Geomagnetically Induced Currents In The Swiss Transmission Network
Strong solar storms causing geomagnetic disturbances (GMD) are capable of disrupting power grid operation through electromagnetic interaction. Specifically, GMDs can induce quasi-DC currents in the neutral windings of transformers that saturate the iron cores and lead to increased excitation current and reactive power demand: if this phenomenon is sufficiently strong and widespread it will cause a generalized decrease in bus voltages, a diminishment of the voltage stability margin and, in the worst case, a system blackout.
One notable occurrence of such an event took place in North America in March 1989, when the Hydro Quebec system was brought to collapse, leaving more than six million people without power for nine hours.
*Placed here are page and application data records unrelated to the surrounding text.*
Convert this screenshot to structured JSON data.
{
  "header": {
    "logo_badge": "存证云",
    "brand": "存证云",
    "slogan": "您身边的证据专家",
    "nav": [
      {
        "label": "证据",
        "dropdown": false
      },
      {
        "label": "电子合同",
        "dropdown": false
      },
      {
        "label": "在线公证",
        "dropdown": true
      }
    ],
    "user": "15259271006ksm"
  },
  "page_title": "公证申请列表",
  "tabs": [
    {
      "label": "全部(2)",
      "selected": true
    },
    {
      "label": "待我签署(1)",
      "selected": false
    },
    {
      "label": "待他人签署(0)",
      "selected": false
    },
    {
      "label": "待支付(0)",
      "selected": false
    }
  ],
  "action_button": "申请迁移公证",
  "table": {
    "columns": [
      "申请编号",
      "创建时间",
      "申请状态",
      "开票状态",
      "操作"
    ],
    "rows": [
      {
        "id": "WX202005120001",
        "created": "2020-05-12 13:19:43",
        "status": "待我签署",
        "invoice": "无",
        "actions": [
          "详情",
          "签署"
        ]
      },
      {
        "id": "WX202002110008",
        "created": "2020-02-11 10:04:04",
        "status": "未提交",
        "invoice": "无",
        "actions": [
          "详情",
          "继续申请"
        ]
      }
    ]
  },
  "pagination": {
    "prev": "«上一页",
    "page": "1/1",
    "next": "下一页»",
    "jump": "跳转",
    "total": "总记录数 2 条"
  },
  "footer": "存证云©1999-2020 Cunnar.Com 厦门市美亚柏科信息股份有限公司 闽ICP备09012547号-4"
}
Although such phenomena are in general more pronounced for high latitudes,
it cannot always be excluded a priori that similar events might not take place for example in continental Europe. Understanding, evaluating and if necessary mitigating the effects of GMD on bulk power systems is therefore important for improving overall system reliability.
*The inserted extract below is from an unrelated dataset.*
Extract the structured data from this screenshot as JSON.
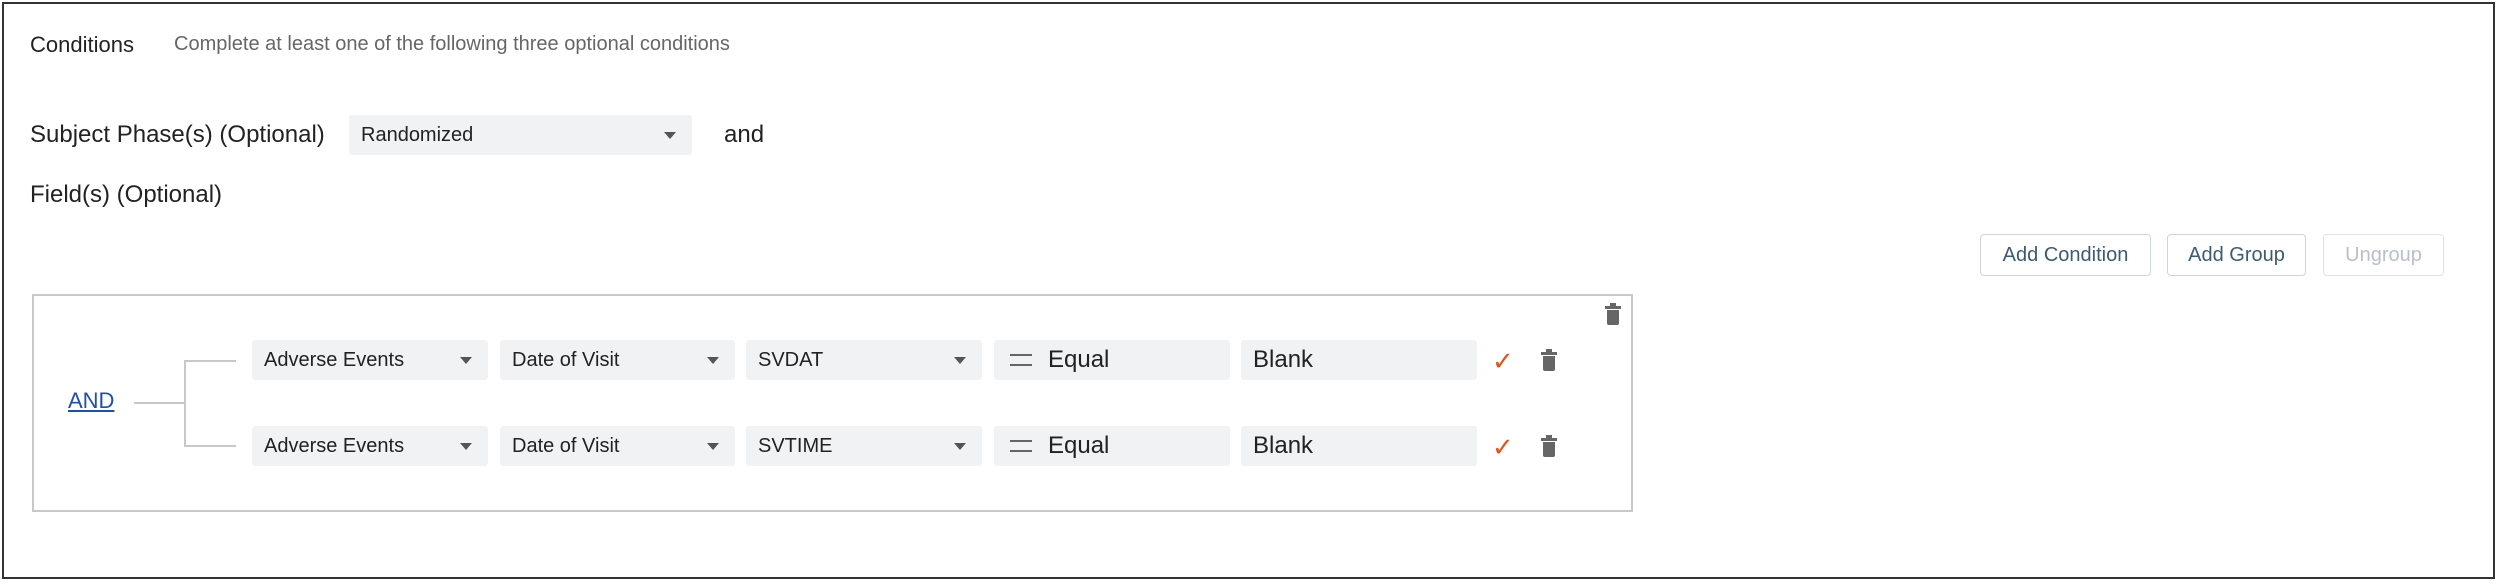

The work performed in the framework of the project reviews the GMD physical process and its influence on power systems, describes some notable occurrences of related events worldwide, illustrates the countermeasures which have been formulated based on utilities’ industrial experience and assesses the effects that such phenomena could have on the Swiss Transmission Network. For the latter it is found that the risk posed by GMDs is low since their associated intensity is relatively contained and would thus not impair overall system operation.
The specific case of the Swiss Transmission Network was explicitly considered and numerically evaluated based on available data and employing techniques from the academic and industrial literature. On the basis of the conducted analysis it is reasonable to conclude that the overall risk posed by geomagnetic disturbances is low, since geomagnetically induced currents are seen to generate an additional reactive power demand (due to transformer saturation) that leads to a moderate decrease in bus voltages but that can be altogether sustained by the grid without system violations even for strong disturbances.